(Excerpts from an interface dataset)
☆ ☆ ☆ ☆ ☆

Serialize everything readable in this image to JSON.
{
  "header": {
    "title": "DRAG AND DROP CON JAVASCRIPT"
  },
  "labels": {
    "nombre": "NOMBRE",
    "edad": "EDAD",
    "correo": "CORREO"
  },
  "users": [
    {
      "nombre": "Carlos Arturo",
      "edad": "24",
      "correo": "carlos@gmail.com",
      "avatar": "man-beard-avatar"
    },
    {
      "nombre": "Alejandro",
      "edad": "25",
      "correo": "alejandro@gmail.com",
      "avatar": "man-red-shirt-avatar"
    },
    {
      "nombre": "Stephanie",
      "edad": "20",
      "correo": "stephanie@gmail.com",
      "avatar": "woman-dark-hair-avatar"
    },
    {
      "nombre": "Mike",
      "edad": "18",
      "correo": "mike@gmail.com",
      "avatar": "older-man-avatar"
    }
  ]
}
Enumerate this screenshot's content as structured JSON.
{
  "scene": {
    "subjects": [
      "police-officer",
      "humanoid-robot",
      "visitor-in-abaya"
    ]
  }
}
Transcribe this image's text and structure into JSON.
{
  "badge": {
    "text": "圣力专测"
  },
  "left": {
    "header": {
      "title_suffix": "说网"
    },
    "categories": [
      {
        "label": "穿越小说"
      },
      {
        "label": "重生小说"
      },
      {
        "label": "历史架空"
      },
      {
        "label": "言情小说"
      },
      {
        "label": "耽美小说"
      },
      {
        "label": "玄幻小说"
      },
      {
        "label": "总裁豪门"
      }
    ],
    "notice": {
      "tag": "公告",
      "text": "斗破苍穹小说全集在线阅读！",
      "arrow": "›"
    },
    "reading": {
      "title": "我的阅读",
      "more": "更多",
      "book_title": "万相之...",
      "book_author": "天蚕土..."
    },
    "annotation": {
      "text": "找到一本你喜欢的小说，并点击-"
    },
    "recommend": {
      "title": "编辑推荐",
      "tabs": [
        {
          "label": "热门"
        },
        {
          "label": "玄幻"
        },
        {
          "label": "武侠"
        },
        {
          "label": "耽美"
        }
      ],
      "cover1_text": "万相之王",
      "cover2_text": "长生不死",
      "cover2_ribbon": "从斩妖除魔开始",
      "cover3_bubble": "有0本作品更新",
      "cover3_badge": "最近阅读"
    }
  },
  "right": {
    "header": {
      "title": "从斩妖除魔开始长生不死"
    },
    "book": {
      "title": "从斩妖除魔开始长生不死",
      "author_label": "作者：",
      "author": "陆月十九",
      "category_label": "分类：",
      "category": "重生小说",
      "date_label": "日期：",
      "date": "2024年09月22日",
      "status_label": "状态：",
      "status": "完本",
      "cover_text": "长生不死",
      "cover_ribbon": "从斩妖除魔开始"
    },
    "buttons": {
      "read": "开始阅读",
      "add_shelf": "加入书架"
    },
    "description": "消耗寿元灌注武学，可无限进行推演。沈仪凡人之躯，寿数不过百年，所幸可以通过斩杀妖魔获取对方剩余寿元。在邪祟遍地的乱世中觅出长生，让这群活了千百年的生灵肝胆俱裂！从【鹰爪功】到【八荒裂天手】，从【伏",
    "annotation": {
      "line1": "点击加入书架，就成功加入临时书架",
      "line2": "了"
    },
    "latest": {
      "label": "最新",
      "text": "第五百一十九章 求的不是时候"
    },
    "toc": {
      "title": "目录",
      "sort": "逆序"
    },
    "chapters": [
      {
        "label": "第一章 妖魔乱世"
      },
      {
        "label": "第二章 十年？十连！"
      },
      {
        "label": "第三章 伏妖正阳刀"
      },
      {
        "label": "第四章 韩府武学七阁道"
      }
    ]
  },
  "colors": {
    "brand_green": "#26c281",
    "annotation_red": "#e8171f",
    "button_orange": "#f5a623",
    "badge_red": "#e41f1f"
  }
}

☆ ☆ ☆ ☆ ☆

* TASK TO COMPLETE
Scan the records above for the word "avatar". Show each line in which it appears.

* SOLUTION BELOW
      "avatar": "man-beard-avatar"
      "avatar": "man-red-shirt-avatar"
      "avatar": "woman-dark-hair-avatar"
      "avatar": "older-man-avatar"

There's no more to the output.